**The problem:** All lines holding the string "title" should be copied from the data below.

###

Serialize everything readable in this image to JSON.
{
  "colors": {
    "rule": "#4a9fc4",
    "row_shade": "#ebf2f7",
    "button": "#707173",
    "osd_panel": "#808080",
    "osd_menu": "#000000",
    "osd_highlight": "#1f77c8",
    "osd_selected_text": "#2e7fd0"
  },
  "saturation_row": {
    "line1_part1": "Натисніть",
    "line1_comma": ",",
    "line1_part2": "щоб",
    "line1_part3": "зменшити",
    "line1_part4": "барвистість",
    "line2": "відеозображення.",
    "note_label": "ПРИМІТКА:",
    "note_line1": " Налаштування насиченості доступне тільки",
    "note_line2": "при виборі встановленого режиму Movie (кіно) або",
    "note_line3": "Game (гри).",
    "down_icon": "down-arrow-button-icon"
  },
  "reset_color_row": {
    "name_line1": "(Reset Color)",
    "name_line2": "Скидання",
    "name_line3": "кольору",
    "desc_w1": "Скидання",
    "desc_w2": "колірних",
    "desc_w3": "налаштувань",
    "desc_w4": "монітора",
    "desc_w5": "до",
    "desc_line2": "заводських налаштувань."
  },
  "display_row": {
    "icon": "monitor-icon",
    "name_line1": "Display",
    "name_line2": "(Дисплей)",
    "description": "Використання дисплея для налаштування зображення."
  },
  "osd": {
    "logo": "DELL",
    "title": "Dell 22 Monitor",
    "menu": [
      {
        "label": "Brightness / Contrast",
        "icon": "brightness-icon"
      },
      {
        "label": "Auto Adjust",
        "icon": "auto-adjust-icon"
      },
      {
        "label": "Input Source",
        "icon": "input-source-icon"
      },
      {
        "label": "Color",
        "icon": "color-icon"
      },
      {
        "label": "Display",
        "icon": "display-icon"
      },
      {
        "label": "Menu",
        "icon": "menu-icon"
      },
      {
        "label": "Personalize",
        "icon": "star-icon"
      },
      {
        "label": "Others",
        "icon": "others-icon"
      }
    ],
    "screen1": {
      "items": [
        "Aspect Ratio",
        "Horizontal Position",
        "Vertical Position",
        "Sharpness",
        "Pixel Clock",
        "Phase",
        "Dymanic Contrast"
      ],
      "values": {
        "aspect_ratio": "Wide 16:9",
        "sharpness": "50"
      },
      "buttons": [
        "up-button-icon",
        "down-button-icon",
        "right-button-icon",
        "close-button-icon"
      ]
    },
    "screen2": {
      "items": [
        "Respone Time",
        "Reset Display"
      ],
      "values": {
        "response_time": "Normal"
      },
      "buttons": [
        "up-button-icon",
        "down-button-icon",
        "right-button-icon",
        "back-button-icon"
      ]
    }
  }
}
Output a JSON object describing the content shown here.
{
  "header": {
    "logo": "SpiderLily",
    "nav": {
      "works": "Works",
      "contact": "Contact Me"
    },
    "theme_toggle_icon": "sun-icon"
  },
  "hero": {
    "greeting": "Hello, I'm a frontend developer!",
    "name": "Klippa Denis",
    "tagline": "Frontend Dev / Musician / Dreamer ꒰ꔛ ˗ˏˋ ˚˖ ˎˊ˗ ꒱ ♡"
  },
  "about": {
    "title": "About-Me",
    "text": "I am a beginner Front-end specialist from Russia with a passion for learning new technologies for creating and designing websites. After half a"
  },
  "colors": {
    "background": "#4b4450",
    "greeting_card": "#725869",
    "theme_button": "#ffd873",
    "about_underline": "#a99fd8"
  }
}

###

**Task output:**
    "title": "Dell 22 Monitor",
    "title": "About-Me",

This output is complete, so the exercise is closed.